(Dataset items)
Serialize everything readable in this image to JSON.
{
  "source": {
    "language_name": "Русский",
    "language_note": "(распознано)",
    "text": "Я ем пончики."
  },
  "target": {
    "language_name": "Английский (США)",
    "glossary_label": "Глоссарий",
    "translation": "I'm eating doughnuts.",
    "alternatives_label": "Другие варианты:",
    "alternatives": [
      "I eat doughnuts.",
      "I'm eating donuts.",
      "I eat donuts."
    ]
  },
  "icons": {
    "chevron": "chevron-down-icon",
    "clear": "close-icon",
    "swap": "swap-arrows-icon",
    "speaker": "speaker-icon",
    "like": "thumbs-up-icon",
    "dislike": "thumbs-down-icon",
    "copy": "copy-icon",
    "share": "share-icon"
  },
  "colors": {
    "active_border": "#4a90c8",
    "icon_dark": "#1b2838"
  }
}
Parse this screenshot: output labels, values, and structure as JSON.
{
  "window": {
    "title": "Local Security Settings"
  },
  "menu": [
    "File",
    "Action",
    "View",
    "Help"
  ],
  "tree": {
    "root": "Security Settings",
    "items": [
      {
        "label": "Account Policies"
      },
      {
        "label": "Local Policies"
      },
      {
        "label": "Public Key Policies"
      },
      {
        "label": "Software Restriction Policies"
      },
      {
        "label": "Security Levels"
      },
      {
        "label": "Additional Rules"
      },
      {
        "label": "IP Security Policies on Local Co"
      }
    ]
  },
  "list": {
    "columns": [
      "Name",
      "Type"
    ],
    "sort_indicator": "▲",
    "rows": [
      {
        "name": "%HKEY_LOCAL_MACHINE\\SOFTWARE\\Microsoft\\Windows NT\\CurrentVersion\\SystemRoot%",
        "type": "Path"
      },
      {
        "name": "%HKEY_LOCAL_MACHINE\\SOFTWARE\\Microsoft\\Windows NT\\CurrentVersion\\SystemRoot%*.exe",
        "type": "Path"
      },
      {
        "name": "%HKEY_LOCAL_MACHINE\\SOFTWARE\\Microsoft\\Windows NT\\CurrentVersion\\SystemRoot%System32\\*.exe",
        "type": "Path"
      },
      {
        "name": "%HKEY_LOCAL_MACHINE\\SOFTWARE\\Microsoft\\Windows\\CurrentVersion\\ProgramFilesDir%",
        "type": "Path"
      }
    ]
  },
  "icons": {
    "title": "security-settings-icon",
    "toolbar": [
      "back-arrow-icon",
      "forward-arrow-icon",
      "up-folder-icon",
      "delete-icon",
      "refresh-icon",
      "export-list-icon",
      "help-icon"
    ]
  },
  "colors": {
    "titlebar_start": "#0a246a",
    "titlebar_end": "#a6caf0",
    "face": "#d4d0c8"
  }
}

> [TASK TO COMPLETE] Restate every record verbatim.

> [RESULT FOR THIS EXERCISE]
Serialize everything readable in this image to JSON.
{
  "source": {
    "language_name": "Русский",
    "language_note": "(распознано)",
    "text": "Я ем пончики."
  },
  "target": {
    "language_name": "Английский (США)",
    "glossary_label": "Глоссарий",
    "translation": "I'm eating doughnuts.",
    "alternatives_label": "Другие варианты:",
    "alternatives": [
      "I eat doughnuts.",
      "I'm eating donuts.",
      "I eat donuts."
    ]
  },
  "icons": {
    "chevron": "chevron-down-icon",
    "clear": "close-icon",
    "swap": "swap-arrows-icon",
    "speaker": "speaker-icon",
    "like": "thumbs-up-icon",
    "dislike": "thumbs-down-icon",
    "copy": "copy-icon",
    "share": "share-icon"
  },
  "colors": {
    "active_border": "#4a90c8",
    "icon_dark": "#1b2838"
  }
}
Parse this screenshot: output labels, values, and structure as JSON.
{
  "window": {
    "title": "Local Security Settings"
  },
  "menu": [
    "File",
    "Action",
    "View",
    "Help"
  ],
  "tree": {
    "root": "Security Settings",
    "items": [
      {
        "label": "Account Policies"
      },
      {
        "label": "Local Policies"
      },
      {
        "label": "Public Key Policies"
      },
      {
        "label": "Software Restriction Policies"
      },
      {
        "label": "Security Levels"
      },
      {
        "label": "Additional Rules"
      },
      {
        "label": "IP Security Policies on Local Co"
      }
    ]
  },
  "list": {
    "columns": [
      "Name",
      "Type"
    ],
    "sort_indicator": "▲",
    "rows": [
      {
        "name": "%HKEY_LOCAL_MACHINE\\SOFTWARE\\Microsoft\\Windows NT\\CurrentVersion\\SystemRoot%",
        "type": "Path"
      },
      {
        "name": "%HKEY_LOCAL_MACHINE\\SOFTWARE\\Microsoft\\Windows NT\\CurrentVersion\\SystemRoot%*.exe",
        "type": "Path"
      },
      {
        "name": "%HKEY_LOCAL_MACHINE\\SOFTWARE\\Microsoft\\Windows NT\\CurrentVersion\\SystemRoot%System32\\*.exe",
        "type": "Path"
      },
      {
        "name": "%HKEY_LOCAL_MACHINE\\SOFTWARE\\Microsoft\\Windows\\CurrentVersion\\ProgramFilesDir%",
        "type": "Path"
      }
    ]
  },
  "icons": {
    "title": "security-settings-icon",
    "toolbar": [
      "back-arrow-icon",
      "forward-arrow-icon",
      "up-folder-icon",
      "delete-icon",
      "refresh-icon",
      "export-list-icon",
      "help-icon"
    ]
  },
  "colors": {
    "titlebar_start": "#0a246a",
    "titlebar_end": "#a6caf0",
    "face": "#d4d0c8"
  }
}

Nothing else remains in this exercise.